[What the task requires] Your answer should consist of the lines in the listing that hold "shopify".

[Exercise input]
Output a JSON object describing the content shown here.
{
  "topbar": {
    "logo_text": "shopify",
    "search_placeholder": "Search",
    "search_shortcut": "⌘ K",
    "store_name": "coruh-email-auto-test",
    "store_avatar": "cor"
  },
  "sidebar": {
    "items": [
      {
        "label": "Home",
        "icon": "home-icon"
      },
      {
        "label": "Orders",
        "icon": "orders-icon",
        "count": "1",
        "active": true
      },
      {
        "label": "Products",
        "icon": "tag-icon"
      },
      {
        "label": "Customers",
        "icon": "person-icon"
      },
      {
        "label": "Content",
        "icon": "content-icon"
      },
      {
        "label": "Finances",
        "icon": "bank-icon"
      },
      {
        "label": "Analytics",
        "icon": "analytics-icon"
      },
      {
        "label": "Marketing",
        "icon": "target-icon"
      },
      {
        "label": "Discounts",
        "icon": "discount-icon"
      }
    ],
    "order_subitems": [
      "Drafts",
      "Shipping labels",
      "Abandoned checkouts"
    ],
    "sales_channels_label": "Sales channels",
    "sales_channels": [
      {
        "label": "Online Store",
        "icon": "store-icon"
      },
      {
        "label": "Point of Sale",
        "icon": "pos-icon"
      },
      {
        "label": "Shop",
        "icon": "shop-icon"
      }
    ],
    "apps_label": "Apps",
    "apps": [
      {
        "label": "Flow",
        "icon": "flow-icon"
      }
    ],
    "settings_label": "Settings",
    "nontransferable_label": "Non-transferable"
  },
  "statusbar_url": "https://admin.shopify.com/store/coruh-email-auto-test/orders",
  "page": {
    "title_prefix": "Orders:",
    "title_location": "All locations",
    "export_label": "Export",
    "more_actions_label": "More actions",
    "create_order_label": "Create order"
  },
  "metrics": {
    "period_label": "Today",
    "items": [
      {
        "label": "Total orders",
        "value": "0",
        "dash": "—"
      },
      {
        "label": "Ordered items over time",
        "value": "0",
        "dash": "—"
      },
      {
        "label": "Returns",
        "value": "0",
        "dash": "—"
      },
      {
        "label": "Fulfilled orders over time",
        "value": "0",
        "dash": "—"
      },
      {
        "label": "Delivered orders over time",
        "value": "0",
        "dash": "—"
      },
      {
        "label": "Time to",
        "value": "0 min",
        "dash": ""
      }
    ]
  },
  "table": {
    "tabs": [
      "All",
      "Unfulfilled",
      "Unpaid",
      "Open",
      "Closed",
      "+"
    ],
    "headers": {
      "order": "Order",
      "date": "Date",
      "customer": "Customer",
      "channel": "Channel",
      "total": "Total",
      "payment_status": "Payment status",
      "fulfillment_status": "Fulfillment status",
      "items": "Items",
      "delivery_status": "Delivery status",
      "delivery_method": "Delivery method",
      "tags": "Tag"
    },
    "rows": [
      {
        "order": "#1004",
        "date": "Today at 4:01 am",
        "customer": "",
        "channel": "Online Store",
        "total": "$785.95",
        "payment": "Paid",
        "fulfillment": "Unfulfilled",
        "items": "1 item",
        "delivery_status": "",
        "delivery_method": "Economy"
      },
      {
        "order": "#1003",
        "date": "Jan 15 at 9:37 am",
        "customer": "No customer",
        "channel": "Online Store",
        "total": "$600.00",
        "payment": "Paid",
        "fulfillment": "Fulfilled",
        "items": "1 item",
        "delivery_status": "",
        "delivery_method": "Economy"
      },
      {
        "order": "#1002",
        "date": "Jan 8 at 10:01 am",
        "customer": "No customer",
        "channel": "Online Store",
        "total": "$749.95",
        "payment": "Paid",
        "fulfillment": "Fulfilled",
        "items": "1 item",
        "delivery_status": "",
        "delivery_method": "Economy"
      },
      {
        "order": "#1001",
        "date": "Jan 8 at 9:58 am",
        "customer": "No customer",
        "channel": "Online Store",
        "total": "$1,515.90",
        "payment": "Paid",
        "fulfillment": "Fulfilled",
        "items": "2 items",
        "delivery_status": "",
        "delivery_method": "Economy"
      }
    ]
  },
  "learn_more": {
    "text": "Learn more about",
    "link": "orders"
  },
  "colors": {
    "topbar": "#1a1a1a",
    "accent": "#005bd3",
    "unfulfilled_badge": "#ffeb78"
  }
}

[Task answer]
    "logo_text": "shopify",
  "statusbar_url": "https://admin.shopify.com/store/coruh-email-auto-test/orders",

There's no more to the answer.